### Exercise directions
Here are some records; quote them exactly, leaving out the pictures.

### Dataset excerpts
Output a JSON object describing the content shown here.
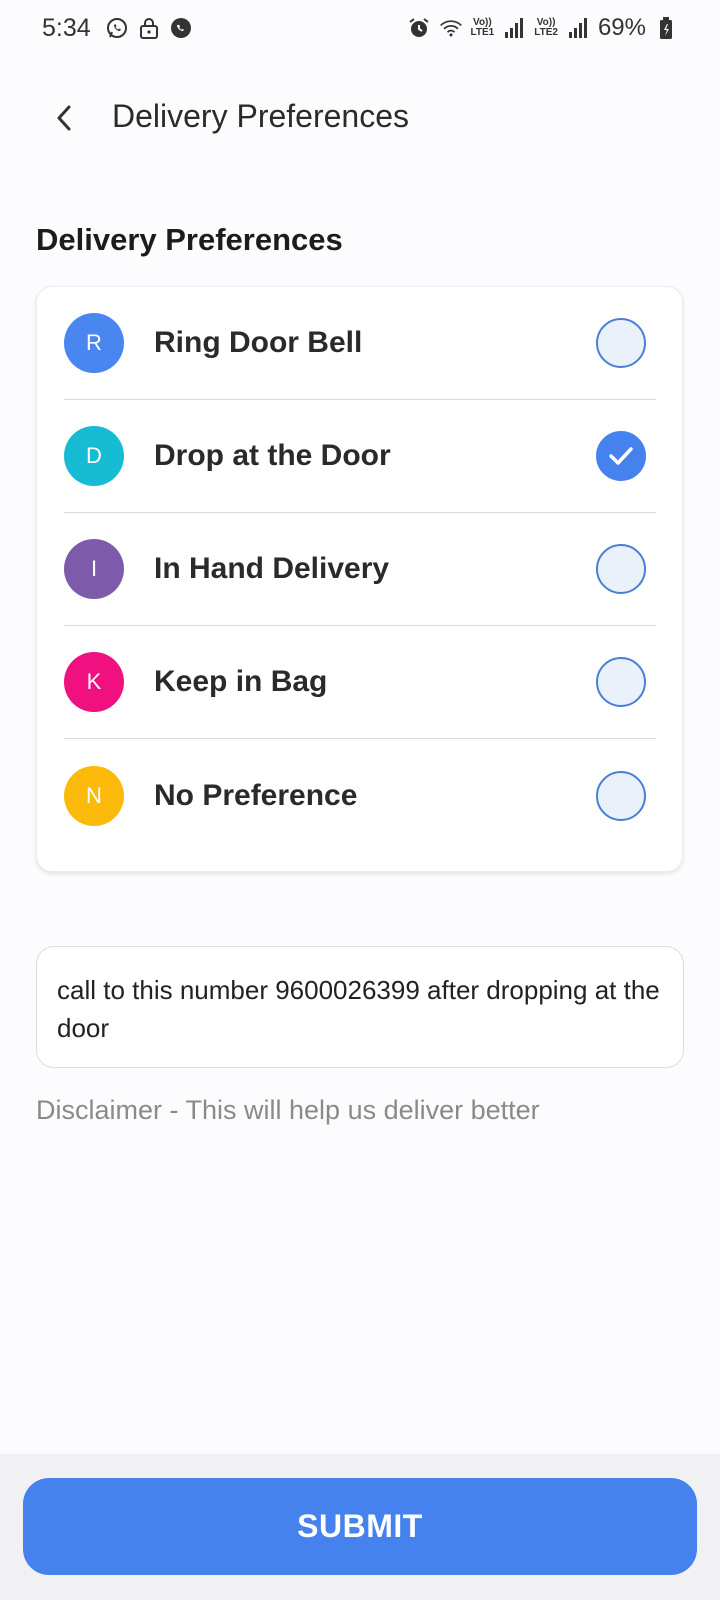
{
  "status_bar": {
    "time": "5:34",
    "icons": [
      "whatsapp-icon",
      "lock-icon",
      "chat-icon"
    ],
    "right_icons": [
      "alarm-icon",
      "wifi-icon",
      "signal-icon"
    ],
    "net1_top": "Vo))",
    "net1_bottom": "LTE1",
    "net2_top": "Vo))",
    "net2_bottom": "LTE2",
    "battery": "69%"
  },
  "header": {
    "title": "Delivery Preferences"
  },
  "section": {
    "title": "Delivery Preferences"
  },
  "options": [
    {
      "initial": "R",
      "label": "Ring Door Bell",
      "color": "#4A86F0",
      "selected": false
    },
    {
      "initial": "D",
      "label": "Drop at the Door",
      "color": "#16BCD4",
      "selected": true
    },
    {
      "initial": "I",
      "label": "In Hand Delivery",
      "color": "#7E5BAA",
      "selected": false
    },
    {
      "initial": "K",
      "label": "Keep in Bag",
      "color": "#F0107F",
      "selected": false
    },
    {
      "initial": "N",
      "label": "No Preference",
      "color": "#FBBA0A",
      "selected": false
    }
  ],
  "note": {
    "value": "call to this number 9600026399 after dropping at the door"
  },
  "disclaimer": "Disclaimer - This will help us deliver better",
  "submit_label": "SUBMIT",
  "colors": {
    "accent": "#4582EE",
    "radio_border": "#4A7FD6",
    "radio_fill": "#EAF1FB"
  }
}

### Expected answer
Output a JSON object describing the content shown here.
{
  "status_bar": {
    "time": "5:34",
    "icons": [
      "whatsapp-icon",
      "lock-icon",
      "chat-icon"
    ],
    "right_icons": [
      "alarm-icon",
      "wifi-icon",
      "signal-icon"
    ],
    "net1_top": "Vo))",
    "net1_bottom": "LTE1",
    "net2_top": "Vo))",
    "net2_bottom": "LTE2",
    "battery": "69%"
  },
  "header": {
    "title": "Delivery Preferences"
  },
  "section": {
    "title": "Delivery Preferences"
  },
  "options": [
    {
      "initial": "R",
      "label": "Ring Door Bell",
      "color": "#4A86F0",
      "selected": false
    },
    {
      "initial": "D",
      "label": "Drop at the Door",
      "color": "#16BCD4",
      "selected": true
    },
    {
      "initial": "I",
      "label": "In Hand Delivery",
      "color": "#7E5BAA",
      "selected": false
    },
    {
      "initial": "K",
      "label": "Keep in Bag",
      "color": "#F0107F",
      "selected": false
    },
    {
      "initial": "N",
      "label": "No Preference",
      "color": "#FBBA0A",
      "selected": false
    }
  ],
  "note": {
    "value": "call to this number 9600026399 after dropping at the door"
  },
  "disclaimer": "Disclaimer - This will help us deliver better",
  "submit_label": "SUBMIT",
  "colors": {
    "accent": "#4582EE",
    "radio_border": "#4A7FD6",
    "radio_fill": "#EAF1FB"
  }
}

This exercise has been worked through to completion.